Exercise prompt: Copy each line containing the word "Work" from the records that follow, please.

[Data records]

──────────

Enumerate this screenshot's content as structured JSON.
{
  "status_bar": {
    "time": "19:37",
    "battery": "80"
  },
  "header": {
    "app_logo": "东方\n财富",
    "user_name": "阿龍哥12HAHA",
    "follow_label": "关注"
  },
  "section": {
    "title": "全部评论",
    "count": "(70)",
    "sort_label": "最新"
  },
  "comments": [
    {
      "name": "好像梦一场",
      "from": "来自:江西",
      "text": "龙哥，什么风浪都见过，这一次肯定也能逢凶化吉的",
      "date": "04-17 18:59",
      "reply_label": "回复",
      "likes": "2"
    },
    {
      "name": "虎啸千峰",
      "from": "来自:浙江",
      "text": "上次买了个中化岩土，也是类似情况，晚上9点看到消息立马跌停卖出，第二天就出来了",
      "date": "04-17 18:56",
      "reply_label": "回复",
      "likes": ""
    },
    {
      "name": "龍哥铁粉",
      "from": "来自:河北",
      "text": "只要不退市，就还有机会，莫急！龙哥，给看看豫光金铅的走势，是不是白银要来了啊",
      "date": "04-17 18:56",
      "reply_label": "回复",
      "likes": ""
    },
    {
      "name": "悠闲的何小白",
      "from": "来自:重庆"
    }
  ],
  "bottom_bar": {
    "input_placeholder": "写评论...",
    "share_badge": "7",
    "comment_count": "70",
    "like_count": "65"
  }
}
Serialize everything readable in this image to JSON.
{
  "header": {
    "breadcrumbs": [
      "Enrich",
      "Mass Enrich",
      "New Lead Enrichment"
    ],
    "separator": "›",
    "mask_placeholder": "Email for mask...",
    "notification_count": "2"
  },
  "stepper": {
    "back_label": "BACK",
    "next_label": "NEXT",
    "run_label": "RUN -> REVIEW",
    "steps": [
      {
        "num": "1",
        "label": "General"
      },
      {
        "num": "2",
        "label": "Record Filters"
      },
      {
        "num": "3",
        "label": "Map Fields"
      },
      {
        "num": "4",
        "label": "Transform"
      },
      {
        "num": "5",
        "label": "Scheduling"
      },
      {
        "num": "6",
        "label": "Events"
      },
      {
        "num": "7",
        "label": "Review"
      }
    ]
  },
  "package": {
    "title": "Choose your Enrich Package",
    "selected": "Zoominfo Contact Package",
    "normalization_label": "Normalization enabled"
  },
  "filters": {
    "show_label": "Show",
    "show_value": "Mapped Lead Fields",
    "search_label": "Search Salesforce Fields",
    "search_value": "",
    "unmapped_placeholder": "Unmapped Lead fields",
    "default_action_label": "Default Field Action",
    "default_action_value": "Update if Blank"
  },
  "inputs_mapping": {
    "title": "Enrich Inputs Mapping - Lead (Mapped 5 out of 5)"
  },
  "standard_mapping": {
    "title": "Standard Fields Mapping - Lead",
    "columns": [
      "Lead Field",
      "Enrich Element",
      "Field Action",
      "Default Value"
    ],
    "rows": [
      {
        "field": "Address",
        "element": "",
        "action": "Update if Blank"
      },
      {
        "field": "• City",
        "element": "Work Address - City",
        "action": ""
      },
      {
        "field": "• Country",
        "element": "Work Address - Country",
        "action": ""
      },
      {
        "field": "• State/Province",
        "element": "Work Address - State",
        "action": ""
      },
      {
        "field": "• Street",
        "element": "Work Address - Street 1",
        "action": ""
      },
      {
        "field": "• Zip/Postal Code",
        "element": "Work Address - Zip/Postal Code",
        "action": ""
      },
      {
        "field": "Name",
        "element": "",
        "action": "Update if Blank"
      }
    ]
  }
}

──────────

Result for this task:
        "element": "Work Address - City",
        "element": "Work Address - Country",
        "element": "Work Address - State",
        "element": "Work Address - Street 1",
        "element": "Work Address - Zip/Postal Code",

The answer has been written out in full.